* WHAT NEEDS TO BE DONE:
Return the lines of the data below in which the string "image" occurs.

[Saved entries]
^^^^^^^^
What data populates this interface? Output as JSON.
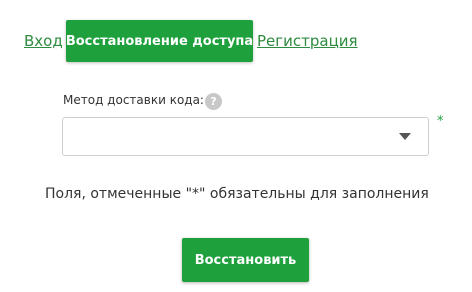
{
  "tabs": {
    "login": "Вход",
    "recovery": "Восстановление доступа",
    "register": "Регистрация"
  },
  "form": {
    "delivery_label": "Метод доставки кода:",
    "help_icon": "question-icon",
    "help_glyph": "?",
    "delivery_value": "",
    "required_mark": "*"
  },
  "note": "Поля, отмеченные \"*\" обязательны для заполнения",
  "submit_label": "Восстановить",
  "colors": {
    "accent": "#1ea03c",
    "link": "#2e8b3f"
  }
}
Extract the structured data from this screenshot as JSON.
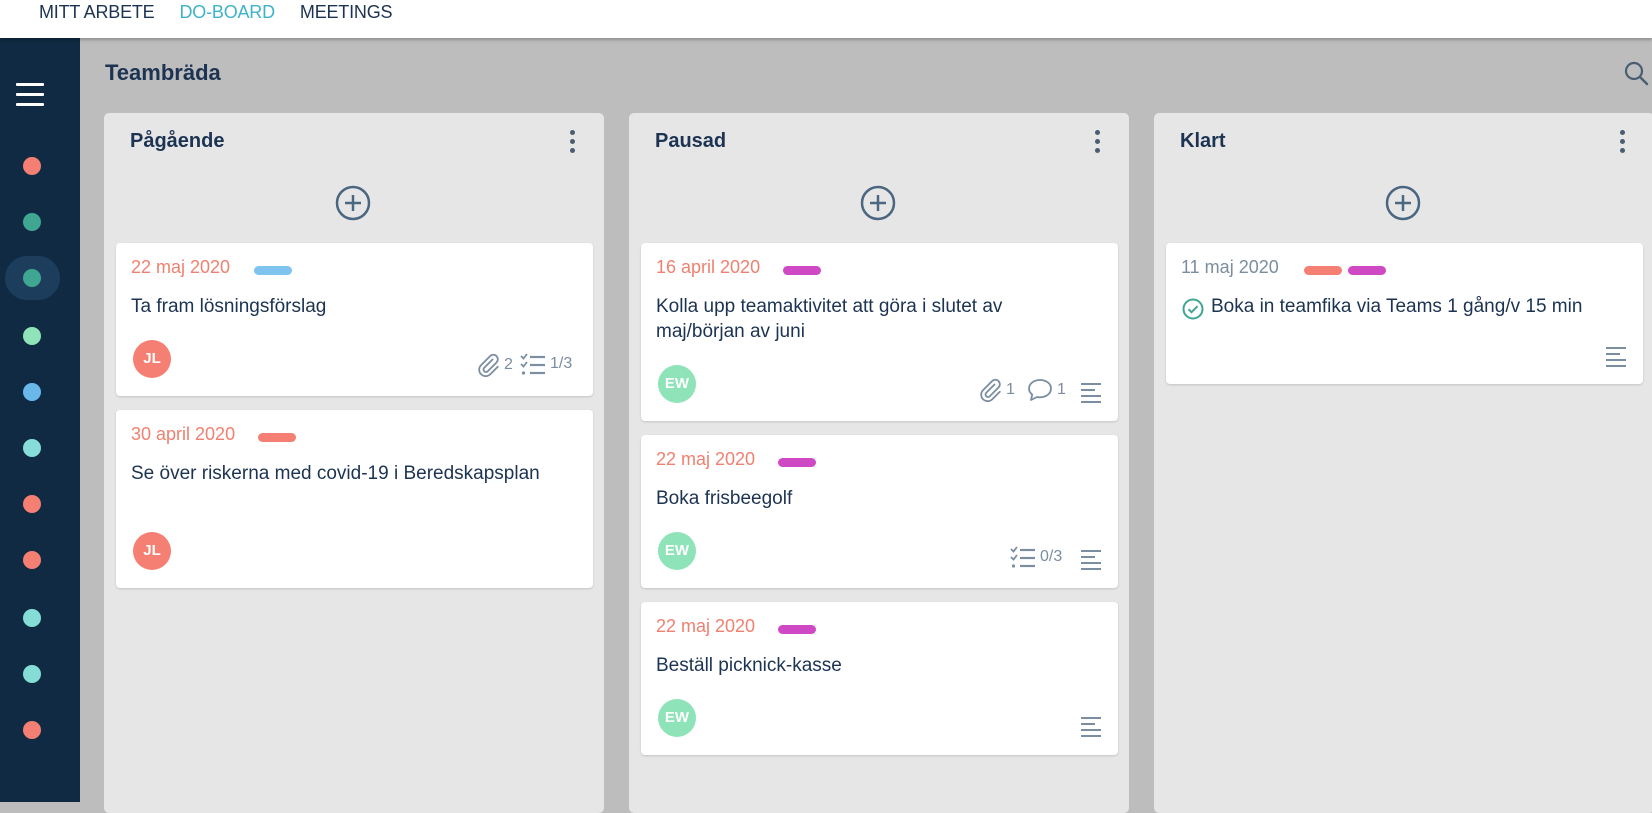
{
  "nav": {
    "items": [
      {
        "label": "MITT ARBETE",
        "active": false
      },
      {
        "label": "DO-BOARD",
        "active": true
      },
      {
        "label": "MEETINGS",
        "active": false
      }
    ],
    "active_color": "#3fb3c8"
  },
  "sidebar": {
    "menu_icon": "hamburger-icon",
    "dots": [
      {
        "color": "#f47f72"
      },
      {
        "color": "#3fa692"
      },
      {
        "color": "#3fa692",
        "active": true
      },
      {
        "color": "#8ee3b9"
      },
      {
        "color": "#68b8ec"
      },
      {
        "color": "#86ddd7"
      },
      {
        "color": "#f47f72"
      },
      {
        "color": "#f47f72"
      },
      {
        "color": "#86ddd7"
      },
      {
        "color": "#86ddd7"
      },
      {
        "color": "#f47f72"
      }
    ]
  },
  "board": {
    "title": "Teambräda",
    "search_icon": "search-icon"
  },
  "columns": [
    {
      "title": "Pågående",
      "cards": [
        {
          "date": "22 maj 2020",
          "tags": [
            "#7ec4ee"
          ],
          "title": "Ta fram lösningsförslag",
          "assignee": "JL",
          "attachments": "2",
          "checklist": "1/3"
        },
        {
          "date": "30 april 2020",
          "tags": [
            "#f47f72"
          ],
          "title": "Se över riskerna med covid-19 i Beredskapsplan",
          "assignee": "JL"
        }
      ]
    },
    {
      "title": "Pausad",
      "cards": [
        {
          "date": "16 april 2020",
          "tags": [
            "#cf48c4"
          ],
          "title": "Kolla upp teamaktivitet att göra i slutet av maj/början av juni",
          "assignee": "EW",
          "attachments": "1",
          "comments": "1"
        },
        {
          "date": "22 maj 2020",
          "tags": [
            "#cf48c4"
          ],
          "title": "Boka frisbeegolf",
          "assignee": "EW",
          "checklist": "0/3"
        },
        {
          "date": "22 maj 2020",
          "tags": [
            "#cf48c4"
          ],
          "title": "Beställ picknick-kasse",
          "assignee": "EW"
        }
      ]
    },
    {
      "title": "Klart",
      "cards": [
        {
          "date": "11 maj 2020",
          "tags": [
            "#f47f72",
            "#cf48c4"
          ],
          "title": "Boka in teamfika via Teams 1 gång/v 15 min",
          "completed": true
        }
      ]
    }
  ],
  "avatar_colors": {
    "JL": "#f47f72",
    "EW": "#8ee3b9"
  }
}
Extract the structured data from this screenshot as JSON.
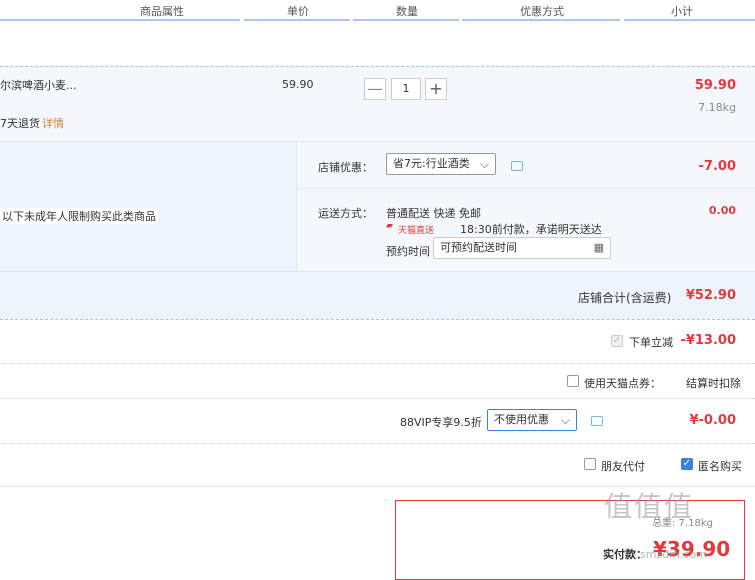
{
  "header": {
    "columns": [
      "商品属性",
      "单价",
      "数量",
      "优惠方式",
      "小计"
    ]
  },
  "item": {
    "name": "尔滨啤酒小麦...",
    "price": "59.90",
    "qty_minus": "—",
    "qty": "1",
    "qty_plus": "+",
    "subtotal": "59.90",
    "weight": "7.18kg",
    "return_text": "7天退货",
    "return_link": "详情"
  },
  "shop": {
    "discount_label": "店铺优惠：",
    "discount_select": "省7元:行业酒类",
    "discount_value": "-7.00",
    "notice": "以下未成年人限制购买此类商品",
    "shipping_label": "运送方式：",
    "shipping_method": "普通配送 快递 免邮",
    "tmall_badge": "天猫直送",
    "delivery_promise": "18:30前付款，承诺明天送达",
    "appt_label": "预约时间",
    "appt_placeholder": "可预约配送时间",
    "shipping_value": "0.00",
    "total_label": "店铺合计(含运费)",
    "total_value": "¥52.90"
  },
  "order": {
    "instant_label": "下单立减",
    "instant_value": "-¥13.00",
    "points_label": "使用天猫点券：",
    "points_value": "结算时扣除",
    "vip_label": "88VIP专享9.5折",
    "vip_select": "不使用优惠",
    "vip_value": "¥-0.00",
    "friend_pay": "朋友代付",
    "anonymous": "匿名购买"
  },
  "summary": {
    "weight_text": "总重: 7.18kg",
    "pay_label": "实付款：",
    "pay_value": "¥39.90"
  },
  "watermark": "值 什么值得买 smzdm.com",
  "colors": {
    "accent_red": "#e4393c",
    "link_orange": "#ff6a00",
    "blue_check": "#3a82e0",
    "band_blue": "#eef4fc"
  }
}
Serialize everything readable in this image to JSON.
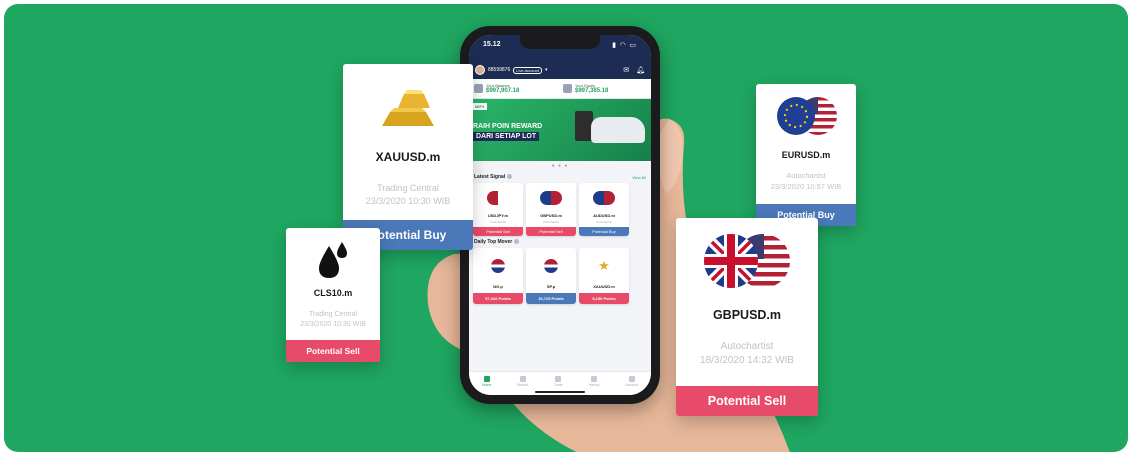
{
  "colors": {
    "background": "#1fa660",
    "buy": "#4a78b8",
    "sell": "#e84a6a",
    "app_header": "#1d2c52"
  },
  "phone": {
    "status_time": "15.12",
    "account_id": "88599876",
    "account_type": "Live Account",
    "balance_label": "Your Balance",
    "balance_value": "$997,907.18",
    "equity_label": "Your Equity",
    "equity_value": "$997,385.18",
    "promo_line1": "RAIH POIN REWARD",
    "promo_line2": "DARI SETIAP LOT",
    "latest_signal_title": "Latest Signal",
    "view_all": "View All",
    "signals": [
      {
        "symbol": "USDJPY.m",
        "source": "Autochartist",
        "action": "Potential Sell",
        "type": "sell"
      },
      {
        "symbol": "GBPUSD.m",
        "source": "Autochartist",
        "action": "Potential Sell",
        "type": "sell"
      },
      {
        "symbol": "AUDUSD.m",
        "source": "Autochartist",
        "action": "Potential Buy",
        "type": "buy"
      }
    ],
    "top_mover_title": "Daily Top Mover",
    "movers": [
      {
        "symbol": "NG.p",
        "points": "57,026 Points"
      },
      {
        "symbol": "SP.p",
        "points": "10,725 Points"
      },
      {
        "symbol": "XAUUSD.m",
        "points": "5,150 Points"
      }
    ],
    "tabs": [
      "Home",
      "Market",
      "Trade",
      "History",
      "Account"
    ]
  },
  "cards": {
    "xau": {
      "symbol": "XAUUSD.m",
      "source": "Trading Central",
      "datetime": "23/3/2020 10:30 WIB",
      "action": "Potential Buy"
    },
    "cls": {
      "symbol": "CLS10.m",
      "source": "Trading Central",
      "datetime": "23/3/2020 10:30 WIB",
      "action": "Potential Sell"
    },
    "eur": {
      "symbol": "EURUSD.m",
      "source": "Autochartist",
      "datetime": "23/3/2020 10:57 WIB",
      "action": "Potential Buy"
    },
    "gbp": {
      "symbol": "GBPUSD.m",
      "source": "Autochartist",
      "datetime": "18/3/2020 14:32 WIB",
      "action": "Potential Sell"
    }
  }
}
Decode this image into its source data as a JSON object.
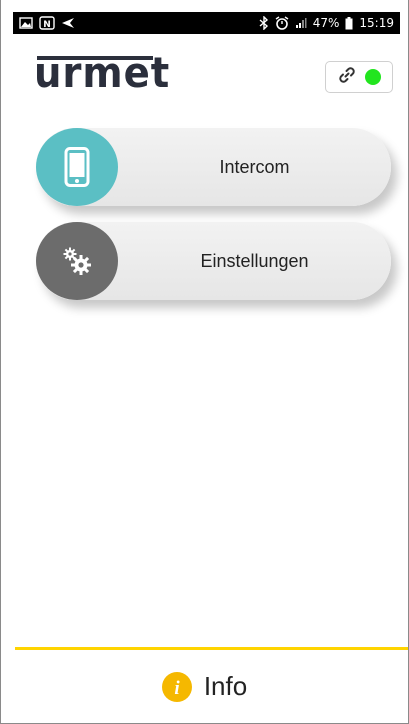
{
  "status_bar": {
    "battery": "47%",
    "time": "15:19",
    "icons": [
      "image-icon",
      "nfc-icon",
      "navigation-icon",
      "bluetooth-icon",
      "alarm-icon",
      "signal-icon",
      "battery-icon"
    ]
  },
  "header": {
    "logo": "urmet",
    "connection": {
      "icon": "link-icon",
      "status_color": "#22e51f"
    }
  },
  "menu": {
    "items": [
      {
        "label": "Intercom",
        "icon": "smartphone-icon",
        "color": "#5bbfc4"
      },
      {
        "label": "Einstellungen",
        "icon": "gears-icon",
        "color": "#6c6c6c"
      }
    ]
  },
  "footer": {
    "info_label": "Info",
    "info_icon": "info-icon",
    "accent": "#ffd400"
  }
}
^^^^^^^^
* SOLUTION TO THIS PROBLEM:
Serialize everything readable in this image to JSON.
Decode this image into its source data as a JSON object.
      "image-icon",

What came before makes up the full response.